---- Recorded data

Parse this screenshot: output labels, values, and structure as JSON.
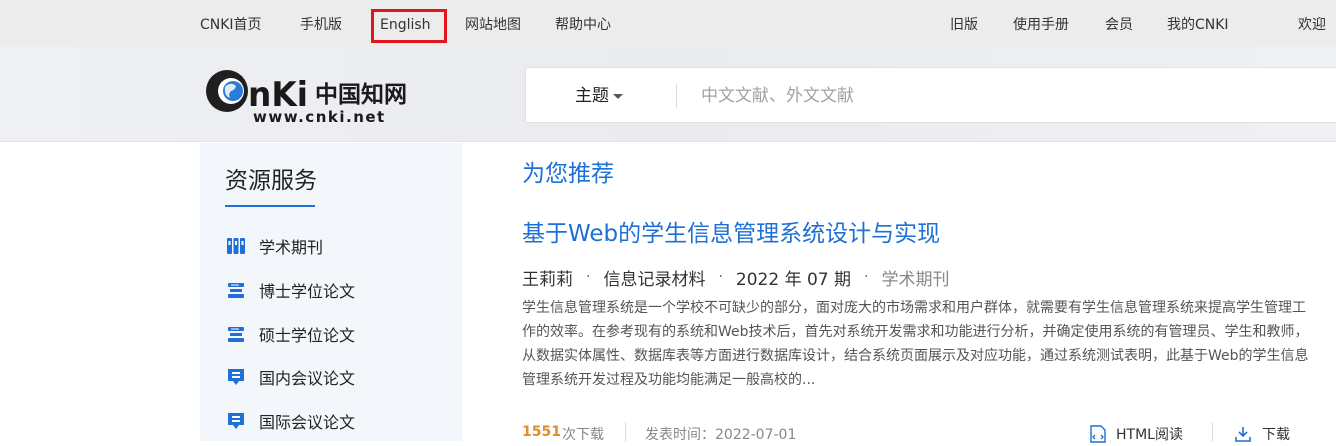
{
  "topnav": {
    "left": [
      "CNKI首页",
      "手机版",
      "English",
      "网站地图",
      "帮助中心"
    ],
    "right": [
      "旧版",
      "使用手册",
      "会员",
      "我的CNKI",
      "欢迎"
    ]
  },
  "logo": {
    "cn_text": "中国知网",
    "brand": "CNKI",
    "url_text": "www.cnki.net"
  },
  "search": {
    "scope": "主题",
    "placeholder": "中文文献、外文文献"
  },
  "sidebar": {
    "title": "资源服务",
    "items": [
      {
        "label": "学术期刊",
        "icon": "journal-icon"
      },
      {
        "label": "博士学位论文",
        "icon": "doctoral-thesis-icon"
      },
      {
        "label": "硕士学位论文",
        "icon": "master-thesis-icon"
      },
      {
        "label": "国内会议论文",
        "icon": "domestic-conference-icon"
      },
      {
        "label": "国际会议论文",
        "icon": "international-conference-icon"
      }
    ]
  },
  "main": {
    "section_title": "为您推荐",
    "article": {
      "title": "基于Web的学生信息管理系统设计与实现",
      "author": "王莉莉",
      "source": "信息记录材料",
      "issue": "2022 年 07 期",
      "type": "学术期刊",
      "abstract": "学生信息管理系统是一个学校不可缺少的部分，面对庞大的市场需求和用户群体，就需要有学生信息管理系统来提高学生管理工作的效率。在参考现有的系统和Web技术后，首先对系统开发需求和功能进行分析，并确定使用系统的有管理员、学生和教师，从数据实体属性、数据库表等方面进行数据库设计，结合系统页面展示及对应功能，通过系统测试表明，此基于Web的学生信息管理系统开发过程及功能均能满足一般高校的...",
      "downloads": "1551",
      "downloads_unit": "次下载",
      "pub_date": "发表时间：2022-07-01",
      "html_read": "HTML阅读",
      "download": "下载"
    }
  },
  "colors": {
    "accent": "#1e6fd6",
    "highlight_box": "#e3141c",
    "download_count": "#e38b2c"
  }
}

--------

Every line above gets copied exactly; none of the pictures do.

Parse this screenshot: output labels, values, and structure as JSON.
{
  "topnav": {
    "left": [
      "CNKI首页",
      "手机版",
      "English",
      "网站地图",
      "帮助中心"
    ],
    "right": [
      "旧版",
      "使用手册",
      "会员",
      "我的CNKI",
      "欢迎"
    ]
  },
  "logo": {
    "cn_text": "中国知网",
    "brand": "CNKI",
    "url_text": "www.cnki.net"
  },
  "search": {
    "scope": "主题",
    "placeholder": "中文文献、外文文献"
  },
  "sidebar": {
    "title": "资源服务",
    "items": [
      {
        "label": "学术期刊",
        "icon": "journal-icon"
      },
      {
        "label": "博士学位论文",
        "icon": "doctoral-thesis-icon"
      },
      {
        "label": "硕士学位论文",
        "icon": "master-thesis-icon"
      },
      {
        "label": "国内会议论文",
        "icon": "domestic-conference-icon"
      },
      {
        "label": "国际会议论文",
        "icon": "international-conference-icon"
      }
    ]
  },
  "main": {
    "section_title": "为您推荐",
    "article": {
      "title": "基于Web的学生信息管理系统设计与实现",
      "author": "王莉莉",
      "source": "信息记录材料",
      "issue": "2022 年 07 期",
      "type": "学术期刊",
      "abstract": "学生信息管理系统是一个学校不可缺少的部分，面对庞大的市场需求和用户群体，就需要有学生信息管理系统来提高学生管理工作的效率。在参考现有的系统和Web技术后，首先对系统开发需求和功能进行分析，并确定使用系统的有管理员、学生和教师，从数据实体属性、数据库表等方面进行数据库设计，结合系统页面展示及对应功能，通过系统测试表明，此基于Web的学生信息管理系统开发过程及功能均能满足一般高校的...",
      "downloads": "1551",
      "downloads_unit": "次下载",
      "pub_date": "发表时间：2022-07-01",
      "html_read": "HTML阅读",
      "download": "下载"
    }
  },
  "colors": {
    "accent": "#1e6fd6",
    "highlight_box": "#e3141c",
    "download_count": "#e38b2c"
  }
}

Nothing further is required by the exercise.